#### [WORK TO BE COMPLETED]
In the data that follows, each entry is to be restated exactly.

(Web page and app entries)
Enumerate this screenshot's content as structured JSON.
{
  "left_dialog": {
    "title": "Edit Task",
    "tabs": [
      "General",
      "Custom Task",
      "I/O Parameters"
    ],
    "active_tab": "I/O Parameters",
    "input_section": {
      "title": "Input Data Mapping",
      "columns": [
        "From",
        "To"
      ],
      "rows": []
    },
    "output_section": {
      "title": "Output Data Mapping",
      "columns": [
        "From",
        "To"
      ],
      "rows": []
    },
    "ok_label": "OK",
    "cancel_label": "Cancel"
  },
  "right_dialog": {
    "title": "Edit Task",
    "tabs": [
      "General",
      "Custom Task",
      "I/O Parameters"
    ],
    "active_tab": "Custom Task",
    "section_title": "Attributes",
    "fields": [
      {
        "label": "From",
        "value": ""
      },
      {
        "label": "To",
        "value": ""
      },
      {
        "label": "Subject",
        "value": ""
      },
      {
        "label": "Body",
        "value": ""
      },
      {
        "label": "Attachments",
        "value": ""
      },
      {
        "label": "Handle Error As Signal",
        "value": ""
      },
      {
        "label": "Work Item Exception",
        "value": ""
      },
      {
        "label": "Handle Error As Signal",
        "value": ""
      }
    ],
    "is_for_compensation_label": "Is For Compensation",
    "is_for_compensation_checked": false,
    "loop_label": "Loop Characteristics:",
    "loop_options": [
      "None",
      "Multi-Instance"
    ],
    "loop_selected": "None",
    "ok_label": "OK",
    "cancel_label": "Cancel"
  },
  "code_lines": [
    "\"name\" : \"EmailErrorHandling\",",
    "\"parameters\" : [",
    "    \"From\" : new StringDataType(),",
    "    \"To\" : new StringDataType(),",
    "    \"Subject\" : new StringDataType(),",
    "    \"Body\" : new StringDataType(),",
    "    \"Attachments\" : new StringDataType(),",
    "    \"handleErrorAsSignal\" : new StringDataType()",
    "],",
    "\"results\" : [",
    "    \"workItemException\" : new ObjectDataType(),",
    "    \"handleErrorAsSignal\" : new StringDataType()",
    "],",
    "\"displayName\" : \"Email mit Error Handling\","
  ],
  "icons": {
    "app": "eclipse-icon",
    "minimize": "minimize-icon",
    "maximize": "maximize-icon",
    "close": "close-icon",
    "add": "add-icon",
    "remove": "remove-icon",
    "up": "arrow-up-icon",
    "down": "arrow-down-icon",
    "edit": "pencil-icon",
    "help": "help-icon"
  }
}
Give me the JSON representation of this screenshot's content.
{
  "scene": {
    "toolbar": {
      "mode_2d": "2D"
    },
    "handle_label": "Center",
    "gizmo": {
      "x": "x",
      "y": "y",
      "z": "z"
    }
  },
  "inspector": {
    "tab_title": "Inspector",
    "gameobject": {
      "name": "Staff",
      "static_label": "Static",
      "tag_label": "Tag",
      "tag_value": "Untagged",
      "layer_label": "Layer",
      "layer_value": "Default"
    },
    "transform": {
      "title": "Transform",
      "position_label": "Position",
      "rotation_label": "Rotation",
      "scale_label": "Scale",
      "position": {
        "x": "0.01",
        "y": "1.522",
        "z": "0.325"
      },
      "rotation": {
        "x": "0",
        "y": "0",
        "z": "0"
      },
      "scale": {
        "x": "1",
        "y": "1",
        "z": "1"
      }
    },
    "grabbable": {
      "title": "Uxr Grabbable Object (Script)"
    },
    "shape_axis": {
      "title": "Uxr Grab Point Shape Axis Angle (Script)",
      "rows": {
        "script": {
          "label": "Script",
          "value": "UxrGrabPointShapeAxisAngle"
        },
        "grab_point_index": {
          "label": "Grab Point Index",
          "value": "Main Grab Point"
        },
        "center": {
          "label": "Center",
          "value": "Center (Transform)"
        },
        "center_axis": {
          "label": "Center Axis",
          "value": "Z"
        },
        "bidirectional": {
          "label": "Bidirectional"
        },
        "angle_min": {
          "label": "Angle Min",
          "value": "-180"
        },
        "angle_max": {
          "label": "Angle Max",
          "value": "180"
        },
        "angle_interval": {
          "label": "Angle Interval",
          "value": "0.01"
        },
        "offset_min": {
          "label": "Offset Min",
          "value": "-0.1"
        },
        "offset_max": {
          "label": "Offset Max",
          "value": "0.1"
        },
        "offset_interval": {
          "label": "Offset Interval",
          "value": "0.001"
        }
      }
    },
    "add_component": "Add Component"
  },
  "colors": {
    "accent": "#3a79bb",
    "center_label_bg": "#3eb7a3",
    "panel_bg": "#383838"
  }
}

#### [EXERCISE RESULT]
Enumerate this screenshot's content as structured JSON.
{
  "left_dialog": {
    "title": "Edit Task",
    "tabs": [
      "General",
      "Custom Task",
      "I/O Parameters"
    ],
    "active_tab": "I/O Parameters",
    "input_section": {
      "title": "Input Data Mapping",
      "columns": [
        "From",
        "To"
      ],
      "rows": []
    },
    "output_section": {
      "title": "Output Data Mapping",
      "columns": [
        "From",
        "To"
      ],
      "rows": []
    },
    "ok_label": "OK",
    "cancel_label": "Cancel"
  },
  "right_dialog": {
    "title": "Edit Task",
    "tabs": [
      "General",
      "Custom Task",
      "I/O Parameters"
    ],
    "active_tab": "Custom Task",
    "section_title": "Attributes",
    "fields": [
      {
        "label": "From",
        "value": ""
      },
      {
        "label": "To",
        "value": ""
      },
      {
        "label": "Subject",
        "value": ""
      },
      {
        "label": "Body",
        "value": ""
      },
      {
        "label": "Attachments",
        "value": ""
      },
      {
        "label": "Handle Error As Signal",
        "value": ""
      },
      {
        "label": "Work Item Exception",
        "value": ""
      },
      {
        "label": "Handle Error As Signal",
        "value": ""
      }
    ],
    "is_for_compensation_label": "Is For Compensation",
    "is_for_compensation_checked": false,
    "loop_label": "Loop Characteristics:",
    "loop_options": [
      "None",
      "Multi-Instance"
    ],
    "loop_selected": "None",
    "ok_label": "OK",
    "cancel_label": "Cancel"
  },
  "code_lines": [
    "\"name\" : \"EmailErrorHandling\",",
    "\"parameters\" : [",
    "    \"From\" : new StringDataType(),",
    "    \"To\" : new StringDataType(),",
    "    \"Subject\" : new StringDataType(),",
    "    \"Body\" : new StringDataType(),",
    "    \"Attachments\" : new StringDataType(),",
    "    \"handleErrorAsSignal\" : new StringDataType()",
    "],",
    "\"results\" : [",
    "    \"workItemException\" : new ObjectDataType(),",
    "    \"handleErrorAsSignal\" : new StringDataType()",
    "],",
    "\"displayName\" : \"Email mit Error Handling\","
  ],
  "icons": {
    "app": "eclipse-icon",
    "minimize": "minimize-icon",
    "maximize": "maximize-icon",
    "close": "close-icon",
    "add": "add-icon",
    "remove": "remove-icon",
    "up": "arrow-up-icon",
    "down": "arrow-down-icon",
    "edit": "pencil-icon",
    "help": "help-icon"
  }
}
Give me the JSON representation of this screenshot's content.
{
  "scene": {
    "toolbar": {
      "mode_2d": "2D"
    },
    "handle_label": "Center",
    "gizmo": {
      "x": "x",
      "y": "y",
      "z": "z"
    }
  },
  "inspector": {
    "tab_title": "Inspector",
    "gameobject": {
      "name": "Staff",
      "static_label": "Static",
      "tag_label": "Tag",
      "tag_value": "Untagged",
      "layer_label": "Layer",
      "layer_value": "Default"
    },
    "transform": {
      "title": "Transform",
      "position_label": "Position",
      "rotation_label": "Rotation",
      "scale_label": "Scale",
      "position": {
        "x": "0.01",
        "y": "1.522",
        "z": "0.325"
      },
      "rotation": {
        "x": "0",
        "y": "0",
        "z": "0"
      },
      "scale": {
        "x": "1",
        "y": "1",
        "z": "1"
      }
    },
    "grabbable": {
      "title": "Uxr Grabbable Object (Script)"
    },
    "shape_axis": {
      "title": "Uxr Grab Point Shape Axis Angle (Script)",
      "rows": {
        "script": {
          "label": "Script",
          "value": "UxrGrabPointShapeAxisAngle"
        },
        "grab_point_index": {
          "label": "Grab Point Index",
          "value": "Main Grab Point"
        },
        "center": {
          "label": "Center",
          "value": "Center (Transform)"
        },
        "center_axis": {
          "label": "Center Axis",
          "value": "Z"
        },
        "bidirectional": {
          "label": "Bidirectional"
        },
        "angle_min": {
          "label": "Angle Min",
          "value": "-180"
        },
        "angle_max": {
          "label": "Angle Max",
          "value": "180"
        },
        "angle_interval": {
          "label": "Angle Interval",
          "value": "0.01"
        },
        "offset_min": {
          "label": "Offset Min",
          "value": "-0.1"
        },
        "offset_max": {
          "label": "Offset Max",
          "value": "0.1"
        },
        "offset_interval": {
          "label": "Offset Interval",
          "value": "0.001"
        }
      }
    },
    "add_component": "Add Component"
  },
  "colors": {
    "accent": "#3a79bb",
    "center_label_bg": "#3eb7a3",
    "panel_bg": "#383838"
  }
}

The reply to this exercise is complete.